## ASSIGNMENT
Word for word, restate all of the entries.

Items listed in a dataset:
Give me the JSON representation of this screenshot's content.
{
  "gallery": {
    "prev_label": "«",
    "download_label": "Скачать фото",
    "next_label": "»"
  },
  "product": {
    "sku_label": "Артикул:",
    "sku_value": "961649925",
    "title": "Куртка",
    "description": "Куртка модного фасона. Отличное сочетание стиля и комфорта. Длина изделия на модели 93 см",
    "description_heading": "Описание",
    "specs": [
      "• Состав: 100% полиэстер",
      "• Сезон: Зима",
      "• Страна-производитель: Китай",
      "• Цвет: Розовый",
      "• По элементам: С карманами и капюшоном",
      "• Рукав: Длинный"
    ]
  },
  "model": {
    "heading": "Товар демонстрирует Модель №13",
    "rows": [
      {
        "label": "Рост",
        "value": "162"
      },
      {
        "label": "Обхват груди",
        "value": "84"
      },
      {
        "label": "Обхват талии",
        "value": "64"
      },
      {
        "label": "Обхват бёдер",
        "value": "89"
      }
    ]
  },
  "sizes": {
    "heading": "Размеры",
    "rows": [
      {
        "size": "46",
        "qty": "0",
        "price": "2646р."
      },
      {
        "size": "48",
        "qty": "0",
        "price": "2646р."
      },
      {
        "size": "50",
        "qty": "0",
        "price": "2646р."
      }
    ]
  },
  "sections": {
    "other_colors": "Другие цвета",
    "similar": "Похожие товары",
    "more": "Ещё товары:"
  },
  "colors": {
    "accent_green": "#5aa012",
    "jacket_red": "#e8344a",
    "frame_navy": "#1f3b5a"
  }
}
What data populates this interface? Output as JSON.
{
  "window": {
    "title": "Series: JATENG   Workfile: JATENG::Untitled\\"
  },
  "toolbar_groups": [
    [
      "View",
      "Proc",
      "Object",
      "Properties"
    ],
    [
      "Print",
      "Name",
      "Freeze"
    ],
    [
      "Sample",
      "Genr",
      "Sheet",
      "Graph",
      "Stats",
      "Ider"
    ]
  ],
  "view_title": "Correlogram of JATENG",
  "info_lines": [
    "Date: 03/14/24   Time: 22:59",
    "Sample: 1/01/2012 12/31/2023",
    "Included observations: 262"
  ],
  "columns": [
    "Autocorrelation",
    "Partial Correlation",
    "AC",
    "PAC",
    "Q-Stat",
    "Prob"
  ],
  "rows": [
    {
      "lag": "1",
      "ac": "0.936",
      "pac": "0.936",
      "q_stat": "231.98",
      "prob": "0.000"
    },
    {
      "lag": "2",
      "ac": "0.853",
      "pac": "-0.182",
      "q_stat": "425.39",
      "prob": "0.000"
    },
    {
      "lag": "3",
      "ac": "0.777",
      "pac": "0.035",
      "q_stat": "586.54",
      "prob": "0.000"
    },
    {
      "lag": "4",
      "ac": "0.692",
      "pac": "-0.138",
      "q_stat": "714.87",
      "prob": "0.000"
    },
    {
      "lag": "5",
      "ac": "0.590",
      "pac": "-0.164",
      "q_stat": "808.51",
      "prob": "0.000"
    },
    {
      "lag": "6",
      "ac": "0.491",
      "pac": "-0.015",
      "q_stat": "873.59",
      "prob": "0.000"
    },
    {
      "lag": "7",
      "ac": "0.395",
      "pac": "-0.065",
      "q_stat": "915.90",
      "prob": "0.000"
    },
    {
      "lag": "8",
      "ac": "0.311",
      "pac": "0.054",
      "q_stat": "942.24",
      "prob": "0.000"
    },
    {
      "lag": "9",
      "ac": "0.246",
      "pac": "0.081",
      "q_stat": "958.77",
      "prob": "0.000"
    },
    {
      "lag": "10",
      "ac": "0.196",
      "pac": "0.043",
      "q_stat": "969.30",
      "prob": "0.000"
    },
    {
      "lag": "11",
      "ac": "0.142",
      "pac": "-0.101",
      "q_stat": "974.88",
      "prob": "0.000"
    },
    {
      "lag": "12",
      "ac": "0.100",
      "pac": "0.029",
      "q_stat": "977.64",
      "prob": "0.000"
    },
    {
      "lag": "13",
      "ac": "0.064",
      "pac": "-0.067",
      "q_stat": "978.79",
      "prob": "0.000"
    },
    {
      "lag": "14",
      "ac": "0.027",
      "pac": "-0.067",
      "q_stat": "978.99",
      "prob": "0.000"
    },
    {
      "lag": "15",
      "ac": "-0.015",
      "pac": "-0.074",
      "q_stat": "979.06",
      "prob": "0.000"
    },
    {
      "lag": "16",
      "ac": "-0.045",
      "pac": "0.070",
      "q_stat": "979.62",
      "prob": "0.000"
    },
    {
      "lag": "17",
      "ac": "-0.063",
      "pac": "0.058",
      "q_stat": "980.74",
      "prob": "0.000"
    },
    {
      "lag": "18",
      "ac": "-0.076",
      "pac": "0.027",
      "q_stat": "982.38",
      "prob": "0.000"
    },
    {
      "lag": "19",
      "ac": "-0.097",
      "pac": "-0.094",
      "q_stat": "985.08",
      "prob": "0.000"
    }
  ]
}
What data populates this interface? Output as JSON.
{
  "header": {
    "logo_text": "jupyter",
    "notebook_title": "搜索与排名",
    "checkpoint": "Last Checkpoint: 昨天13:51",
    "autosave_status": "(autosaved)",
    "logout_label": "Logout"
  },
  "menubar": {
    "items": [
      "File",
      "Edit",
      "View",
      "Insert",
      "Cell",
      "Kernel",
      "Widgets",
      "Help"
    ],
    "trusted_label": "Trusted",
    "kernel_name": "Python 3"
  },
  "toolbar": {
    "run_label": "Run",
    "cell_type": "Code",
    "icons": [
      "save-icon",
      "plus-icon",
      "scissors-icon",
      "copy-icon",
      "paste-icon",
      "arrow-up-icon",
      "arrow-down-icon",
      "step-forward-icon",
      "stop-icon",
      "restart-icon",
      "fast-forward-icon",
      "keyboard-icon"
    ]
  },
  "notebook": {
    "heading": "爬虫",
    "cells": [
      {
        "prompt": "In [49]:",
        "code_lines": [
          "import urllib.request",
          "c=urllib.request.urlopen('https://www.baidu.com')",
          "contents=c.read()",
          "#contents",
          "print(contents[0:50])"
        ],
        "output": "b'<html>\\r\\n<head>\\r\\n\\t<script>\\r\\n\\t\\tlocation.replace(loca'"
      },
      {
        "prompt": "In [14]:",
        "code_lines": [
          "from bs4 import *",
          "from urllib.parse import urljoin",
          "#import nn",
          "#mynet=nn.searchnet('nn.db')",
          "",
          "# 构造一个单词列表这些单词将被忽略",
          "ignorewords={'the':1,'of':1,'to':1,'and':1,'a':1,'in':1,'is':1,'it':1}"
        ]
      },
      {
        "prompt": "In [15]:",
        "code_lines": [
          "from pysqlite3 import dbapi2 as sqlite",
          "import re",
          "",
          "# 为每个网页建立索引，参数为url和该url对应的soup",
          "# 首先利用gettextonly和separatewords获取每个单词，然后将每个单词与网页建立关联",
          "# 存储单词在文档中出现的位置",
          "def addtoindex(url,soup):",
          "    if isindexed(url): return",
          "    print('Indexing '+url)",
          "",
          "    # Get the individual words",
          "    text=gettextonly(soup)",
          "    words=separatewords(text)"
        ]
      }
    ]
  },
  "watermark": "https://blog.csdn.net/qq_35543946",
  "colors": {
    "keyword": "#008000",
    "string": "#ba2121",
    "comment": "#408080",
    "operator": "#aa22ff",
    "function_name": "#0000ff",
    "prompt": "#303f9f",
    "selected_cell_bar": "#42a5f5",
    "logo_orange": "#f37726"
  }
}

## SOLUTION FOR THIS PROBLEM
Give me the JSON representation of this screenshot's content.
{
  "gallery": {
    "prev_label": "«",
    "download_label": "Скачать фото",
    "next_label": "»"
  },
  "product": {
    "sku_label": "Артикул:",
    "sku_value": "961649925",
    "title": "Куртка",
    "description": "Куртка модного фасона. Отличное сочетание стиля и комфорта. Длина изделия на модели 93 см",
    "description_heading": "Описание",
    "specs": [
      "• Состав: 100% полиэстер",
      "• Сезон: Зима",
      "• Страна-производитель: Китай",
      "• Цвет: Розовый",
      "• По элементам: С карманами и капюшоном",
      "• Рукав: Длинный"
    ]
  },
  "model": {
    "heading": "Товар демонстрирует Модель №13",
    "rows": [
      {
        "label": "Рост",
        "value": "162"
      },
      {
        "label": "Обхват груди",
        "value": "84"
      },
      {
        "label": "Обхват талии",
        "value": "64"
      },
      {
        "label": "Обхват бёдер",
        "value": "89"
      }
    ]
  },
  "sizes": {
    "heading": "Размеры",
    "rows": [
      {
        "size": "46",
        "qty": "0",
        "price": "2646р."
      },
      {
        "size": "48",
        "qty": "0",
        "price": "2646р."
      },
      {
        "size": "50",
        "qty": "0",
        "price": "2646р."
      }
    ]
  },
  "sections": {
    "other_colors": "Другие цвета",
    "similar": "Похожие товары",
    "more": "Ещё товары:"
  },
  "colors": {
    "accent_green": "#5aa012",
    "jacket_red": "#e8344a",
    "frame_navy": "#1f3b5a"
  }
}
What data populates this interface? Output as JSON.
{
  "window": {
    "title": "Series: JATENG   Workfile: JATENG::Untitled\\"
  },
  "toolbar_groups": [
    [
      "View",
      "Proc",
      "Object",
      "Properties"
    ],
    [
      "Print",
      "Name",
      "Freeze"
    ],
    [
      "Sample",
      "Genr",
      "Sheet",
      "Graph",
      "Stats",
      "Ider"
    ]
  ],
  "view_title": "Correlogram of JATENG",
  "info_lines": [
    "Date: 03/14/24   Time: 22:59",
    "Sample: 1/01/2012 12/31/2023",
    "Included observations: 262"
  ],
  "columns": [
    "Autocorrelation",
    "Partial Correlation",
    "AC",
    "PAC",
    "Q-Stat",
    "Prob"
  ],
  "rows": [
    {
      "lag": "1",
      "ac": "0.936",
      "pac": "0.936",
      "q_stat": "231.98",
      "prob": "0.000"
    },
    {
      "lag": "2",
      "ac": "0.853",
      "pac": "-0.182",
      "q_stat": "425.39",
      "prob": "0.000"
    },
    {
      "lag": "3",
      "ac": "0.777",
      "pac": "0.035",
      "q_stat": "586.54",
      "prob": "0.000"
    },
    {
      "lag": "4",
      "ac": "0.692",
      "pac": "-0.138",
      "q_stat": "714.87",
      "prob": "0.000"
    },
    {
      "lag": "5",
      "ac": "0.590",
      "pac": "-0.164",
      "q_stat": "808.51",
      "prob": "0.000"
    },
    {
      "lag": "6",
      "ac": "0.491",
      "pac": "-0.015",
      "q_stat": "873.59",
      "prob": "0.000"
    },
    {
      "lag": "7",
      "ac": "0.395",
      "pac": "-0.065",
      "q_stat": "915.90",
      "prob": "0.000"
    },
    {
      "lag": "8",
      "ac": "0.311",
      "pac": "0.054",
      "q_stat": "942.24",
      "prob": "0.000"
    },
    {
      "lag": "9",
      "ac": "0.246",
      "pac": "0.081",
      "q_stat": "958.77",
      "prob": "0.000"
    },
    {
      "lag": "10",
      "ac": "0.196",
      "pac": "0.043",
      "q_stat": "969.30",
      "prob": "0.000"
    },
    {
      "lag": "11",
      "ac": "0.142",
      "pac": "-0.101",
      "q_stat": "974.88",
      "prob": "0.000"
    },
    {
      "lag": "12",
      "ac": "0.100",
      "pac": "0.029",
      "q_stat": "977.64",
      "prob": "0.000"
    },
    {
      "lag": "13",
      "ac": "0.064",
      "pac": "-0.067",
      "q_stat": "978.79",
      "prob": "0.000"
    },
    {
      "lag": "14",
      "ac": "0.027",
      "pac": "-0.067",
      "q_stat": "978.99",
      "prob": "0.000"
    },
    {
      "lag": "15",
      "ac": "-0.015",
      "pac": "-0.074",
      "q_stat": "979.06",
      "prob": "0.000"
    },
    {
      "lag": "16",
      "ac": "-0.045",
      "pac": "0.070",
      "q_stat": "979.62",
      "prob": "0.000"
    },
    {
      "lag": "17",
      "ac": "-0.063",
      "pac": "0.058",
      "q_stat": "980.74",
      "prob": "0.000"
    },
    {
      "lag": "18",
      "ac": "-0.076",
      "pac": "0.027",
      "q_stat": "982.38",
      "prob": "0.000"
    },
    {
      "lag": "19",
      "ac": "-0.097",
      "pac": "-0.094",
      "q_stat": "985.08",
      "prob": "0.000"
    }
  ]
}
What data populates this interface? Output as JSON.
{
  "header": {
    "logo_text": "jupyter",
    "notebook_title": "搜索与排名",
    "checkpoint": "Last Checkpoint: 昨天13:51",
    "autosave_status": "(autosaved)",
    "logout_label": "Logout"
  },
  "menubar": {
    "items": [
      "File",
      "Edit",
      "View",
      "Insert",
      "Cell",
      "Kernel",
      "Widgets",
      "Help"
    ],
    "trusted_label": "Trusted",
    "kernel_name": "Python 3"
  },
  "toolbar": {
    "run_label": "Run",
    "cell_type": "Code",
    "icons": [
      "save-icon",
      "plus-icon",
      "scissors-icon",
      "copy-icon",
      "paste-icon",
      "arrow-up-icon",
      "arrow-down-icon",
      "step-forward-icon",
      "stop-icon",
      "restart-icon",
      "fast-forward-icon",
      "keyboard-icon"
    ]
  },
  "notebook": {
    "heading": "爬虫",
    "cells": [
      {
        "prompt": "In [49]:",
        "code_lines": [
          "import urllib.request",
          "c=urllib.request.urlopen('https://www.baidu.com')",
          "contents=c.read()",
          "#contents",
          "print(contents[0:50])"
        ],
        "output": "b'<html>\\r\\n<head>\\r\\n\\t<script>\\r\\n\\t\\tlocation.replace(loca'"
      },
      {
        "prompt": "In [14]:",
        "code_lines": [
          "from bs4 import *",
          "from urllib.parse import urljoin",
          "#import nn",
          "#mynet=nn.searchnet('nn.db')",
          "",
          "# 构造一个单词列表这些单词将被忽略",
          "ignorewords={'the':1,'of':1,'to':1,'and':1,'a':1,'in':1,'is':1,'it':1}"
        ]
      },
      {
        "prompt": "In [15]:",
        "code_lines": [
          "from pysqlite3 import dbapi2 as sqlite",
          "import re",
          "",
          "# 为每个网页建立索引，参数为url和该url对应的soup",
          "# 首先利用gettextonly和separatewords获取每个单词，然后将每个单词与网页建立关联",
          "# 存储单词在文档中出现的位置",
          "def addtoindex(url,soup):",
          "    if isindexed(url): return",
          "    print('Indexing '+url)",
          "",
          "    # Get the individual words",
          "    text=gettextonly(soup)",
          "    words=separatewords(text)"
        ]
      }
    ]
  },
  "watermark": "https://blog.csdn.net/qq_35543946",
  "colors": {
    "keyword": "#008000",
    "string": "#ba2121",
    "comment": "#408080",
    "operator": "#aa22ff",
    "function_name": "#0000ff",
    "prompt": "#303f9f",
    "selected_cell_bar": "#42a5f5",
    "logo_orange": "#f37726"
  }
}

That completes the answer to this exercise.